How to Write Online
I've written a lot in the last year, and I am about to give you what I think is the most important piece of advice about writing online.
According to Grammarly, editing software that helps improve grammar, I am clocking in over five thousand words daily. And over 40k words on a good week. I've written over 100 essays, 68 editions of this newsletter, and over 10,000 Tweets in the last year.
I also spent thousands of dollars on courses to improve my writing last year. Write of Passage alone set me back $4.5k, and it costs even more now. But it was worth it.
So I am writing a lot, and I've spent a lot of money on learning how to write better, and I think that makes me reasonably qualified to give this advice to you.
I know there is a lot of advice out there. But my advice to you right now will be different.
I am not going to tell you that you should use simple words. I won't ask you to shorten your sentences. I won't say that it's important for you to vary your words. Everyone else is already telling you that. While all of that helps, that isn't what's most important.
I won't even tell you that you need to be a great thinker to be a great writer.
That's because if you write enough, you will be forced to dump bad ideas or turn them into solid ideas that can stand on their own. Either way, you will fully strengthen what's in your head by writing about it. So contrary to popular belief, you don't need to be a great thinker before you start writing; the act of writing itself will make you a better thinker.
But I still haven't given you the advice I learned from this year of writing regularly. Get ready for it; this is important, especially if you want to write to be read, if you want to communicate well, and if you want things to go far online. Without this, don't even bother writing.
The most important thing about writing is to have something meaningful to write about. Contrary to what some may tell you, sending junk is not okay. Why are you wasting my time with it if it's not meaningful to you?
So find the thing that means the most to you and write about that.
If you listen to conventional writing advice, some I mentioned above, and you send me a piece that follows the rules but means nothing to you, you just hooked me in and wasted my time.
Two decades ago, I was in my teens and worked as a bus boy cleaning tables. It was hard work, after school and on weekends. I had a friend named Timmy who convinced me there was an easier way. We had to go to a meetup in New Rochelle; a company there had found a way for us to make tons of money the easy way. They showed us videos of people driving bikes, fancy cars, and boats when we got there. They said we could make enough to have that too; all we had to do was recruit people to come and invest with them. It sounded too good to be true, and it was. Adults at the restaurant later explained to me that it was likely a multi-level marketing scheme, which it turned out to be a year later when the people involved got busted and went to jail.
There are parallels between multi-level marketing schemes that take advantage of human psychology to get people to do something and meaningless writing.
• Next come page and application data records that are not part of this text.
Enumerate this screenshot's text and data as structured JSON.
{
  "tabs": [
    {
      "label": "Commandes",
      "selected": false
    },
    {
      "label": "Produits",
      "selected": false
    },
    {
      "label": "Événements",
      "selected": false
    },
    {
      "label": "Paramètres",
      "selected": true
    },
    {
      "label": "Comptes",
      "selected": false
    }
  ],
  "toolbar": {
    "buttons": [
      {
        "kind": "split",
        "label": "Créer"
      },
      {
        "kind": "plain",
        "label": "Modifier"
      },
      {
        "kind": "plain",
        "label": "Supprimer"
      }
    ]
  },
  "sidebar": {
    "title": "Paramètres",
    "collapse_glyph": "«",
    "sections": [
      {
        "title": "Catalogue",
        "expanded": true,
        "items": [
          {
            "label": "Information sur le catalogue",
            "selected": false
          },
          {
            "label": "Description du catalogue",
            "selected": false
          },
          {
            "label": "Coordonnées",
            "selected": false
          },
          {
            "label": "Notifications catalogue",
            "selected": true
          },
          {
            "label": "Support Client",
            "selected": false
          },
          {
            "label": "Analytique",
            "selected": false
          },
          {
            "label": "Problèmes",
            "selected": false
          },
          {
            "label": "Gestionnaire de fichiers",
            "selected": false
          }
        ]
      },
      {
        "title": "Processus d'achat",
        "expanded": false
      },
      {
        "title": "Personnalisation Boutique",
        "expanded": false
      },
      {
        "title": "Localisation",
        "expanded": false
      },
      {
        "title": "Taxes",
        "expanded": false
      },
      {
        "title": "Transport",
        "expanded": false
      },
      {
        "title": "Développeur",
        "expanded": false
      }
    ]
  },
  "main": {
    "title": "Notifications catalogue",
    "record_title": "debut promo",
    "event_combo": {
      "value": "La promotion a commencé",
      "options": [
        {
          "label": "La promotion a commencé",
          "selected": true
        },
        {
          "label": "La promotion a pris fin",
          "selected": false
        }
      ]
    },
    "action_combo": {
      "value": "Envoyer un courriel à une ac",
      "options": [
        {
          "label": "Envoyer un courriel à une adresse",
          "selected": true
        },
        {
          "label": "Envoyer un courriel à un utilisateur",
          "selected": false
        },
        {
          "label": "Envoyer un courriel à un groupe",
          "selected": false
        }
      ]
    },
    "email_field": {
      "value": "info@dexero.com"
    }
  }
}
Meaningless writing that follows the rules and hooks us to read it but robs us of our time in the end. Meaningless writing leaves us with nothing in the end, just like pyramid schemes.
The counterfactual to all of this is that you could mess all those rules up and still write something that is a huge success. You could break grammar rules and still succeed.
If something is meaningful to you in some way and it turns out that it
empathizes or makes someone feel seen
...then chances are high that people reading it will still care, and it will likely still succeed even if it does not follow conventional advice.
80% of what makes for good writing is that what you write about has to be meaningful, at least to you. All the other advice in the world on writing weighs less than 20% in aggregate.
David Perell, the creator of Write of Passage, has perhaps the most memorable framework to help your meaningful writing. His "Personal, Observational, and Playful framework," also known as POP, helps you write things that others will remember.
The POP framework is a lens that I now run all my writing through, even Tweets. That means every piece I write cannot just make some banal observation about the world like so much writing out there does; people will forget that. Every piece I write should also include some personal and playful elements, like my story about multi-level marketing schemes. David says that writing has the highest chance of being memorable when all three elements are present, and I have found this to be true.
A huge reason I think Write of Passage was worth it is that most of us struggle to write about what is most meaningful. And courses like Write of Passage and even Small Bets helped me get to that. Not because I didn't know what was meaningful to me, but because it's hard to dig deep. Then dig even deeper. But having other people to do it with makes it a lot easier.
Writing has become something I deeply enjoy; I miss it when I don't get to do it. And I hope some of this advice helps you get started and do well with it.